Aim of the task :: The expected answer is every line of the material that contains the word "JSON".

*****

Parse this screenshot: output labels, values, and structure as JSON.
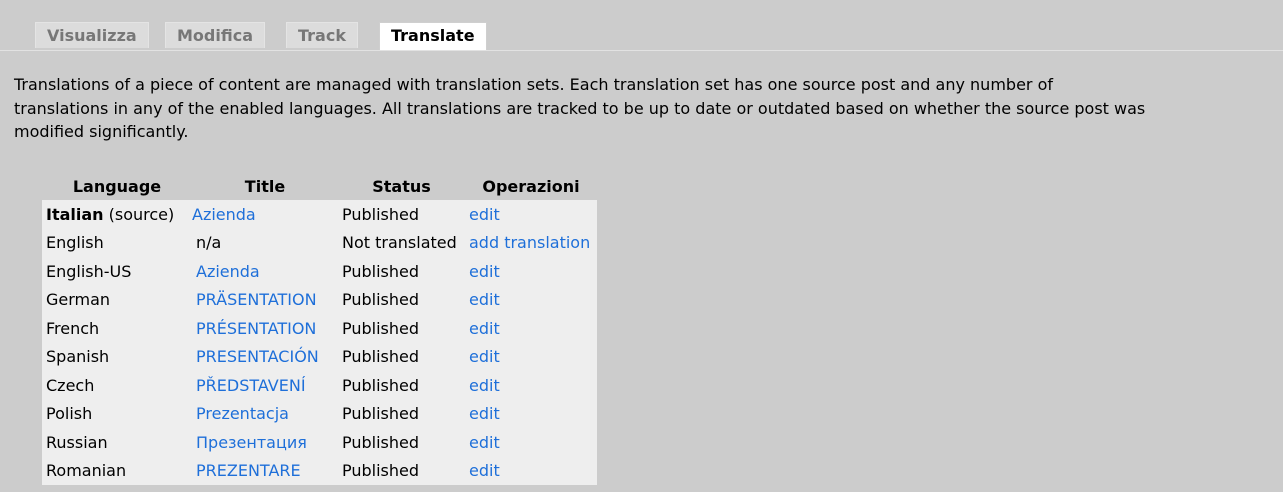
{
  "tabs": [
    {
      "label": "Visualizza",
      "active": false
    },
    {
      "label": "Modifica",
      "active": false
    },
    {
      "label": "Track",
      "active": false
    },
    {
      "label": "Translate",
      "active": true
    }
  ],
  "intro": {
    "line1": "Translations of a piece of content are managed with translation sets. Each translation set has one source post and any number of",
    "line2": "translations in any of the enabled languages. All translations are tracked to be up to date or outdated based on whether the source post was",
    "line3": "modified significantly."
  },
  "table": {
    "headers": {
      "language": "Language",
      "title": "Title",
      "status": "Status",
      "operations": "Operazioni"
    },
    "rows": [
      {
        "language": "Italian",
        "source_suffix": " (source)",
        "title": "Azienda",
        "title_link": true,
        "status": "Published",
        "operation": "edit"
      },
      {
        "language": "English",
        "title": "n/a",
        "title_link": false,
        "status": "Not translated",
        "operation": "add translation"
      },
      {
        "language": "English-US",
        "title": "Azienda",
        "title_link": true,
        "status": "Published",
        "operation": "edit"
      },
      {
        "language": "German",
        "title": "PRÄSENTATION",
        "title_link": true,
        "status": "Published",
        "operation": "edit"
      },
      {
        "language": "French",
        "title": "PRÉSENTATION",
        "title_link": true,
        "status": "Published",
        "operation": "edit"
      },
      {
        "language": "Spanish",
        "title": "PRESENTACIÓN",
        "title_link": true,
        "status": "Published",
        "operation": "edit"
      },
      {
        "language": "Czech",
        "title": "PŘEDSTAVENÍ",
        "title_link": true,
        "status": "Published",
        "operation": "edit"
      },
      {
        "language": "Polish",
        "title": "Prezentacja",
        "title_link": true,
        "status": "Published",
        "operation": "edit"
      },
      {
        "language": "Russian",
        "title": "Презентация",
        "title_link": true,
        "status": "Published",
        "operation": "edit"
      },
      {
        "language": "Romanian",
        "title": "PREZENTARE",
        "title_link": true,
        "status": "Published",
        "operation": "edit"
      }
    ]
  },
  "colors": {
    "background": "#cccccc",
    "link": "#1e6fd9",
    "table_cell": "#eeeeee",
    "active_tab": "#ffffff"
  }
}
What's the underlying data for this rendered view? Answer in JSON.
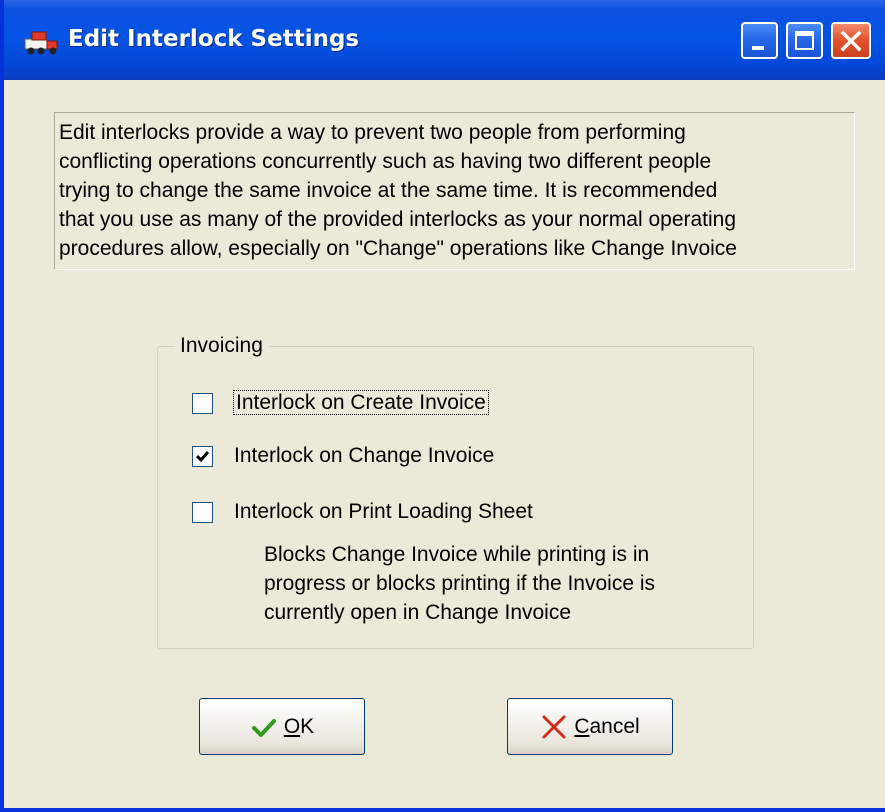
{
  "window": {
    "title": "Edit Interlock Settings",
    "icon": "truck-icon",
    "controls": [
      "minimize",
      "maximize",
      "close"
    ]
  },
  "description": {
    "lines": [
      "Edit interlocks provide a way to prevent two people from performing",
      "conflicting operations concurrently such as having two different people",
      "trying to change the same invoice at the same time. It is recommended",
      "that you use as many of the provided interlocks as your normal operating",
      "procedures allow, especially on \"Change\" operations like Change Invoice"
    ]
  },
  "invoicing": {
    "group_label": "Invoicing",
    "options": [
      {
        "label": "Interlock on Create Invoice",
        "checked": false
      },
      {
        "label": "Interlock on Change Invoice",
        "checked": true
      },
      {
        "label": "Interlock on Print Loading Sheet",
        "checked": false
      }
    ],
    "note_lines": [
      "Blocks Change Invoice while printing is in",
      "progress or blocks printing if the Invoice is",
      "currently open in Change Invoice"
    ]
  },
  "buttons": {
    "ok": {
      "mnemonic": "O",
      "rest": "K",
      "icon": "checkmark-icon"
    },
    "cancel": {
      "mnemonic": "C",
      "rest": "ancel",
      "icon": "x-icon"
    }
  },
  "colors": {
    "titlebar": "#0654e6",
    "window_bg": "#ece9d8",
    "ok_icon": "#2e9a1e",
    "cancel_icon": "#d42a1a"
  }
}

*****

Result ::
Parse this screenshot: output labels, values, and structure as JSON.
What's the underlying data for this rendered view? Answer in JSON.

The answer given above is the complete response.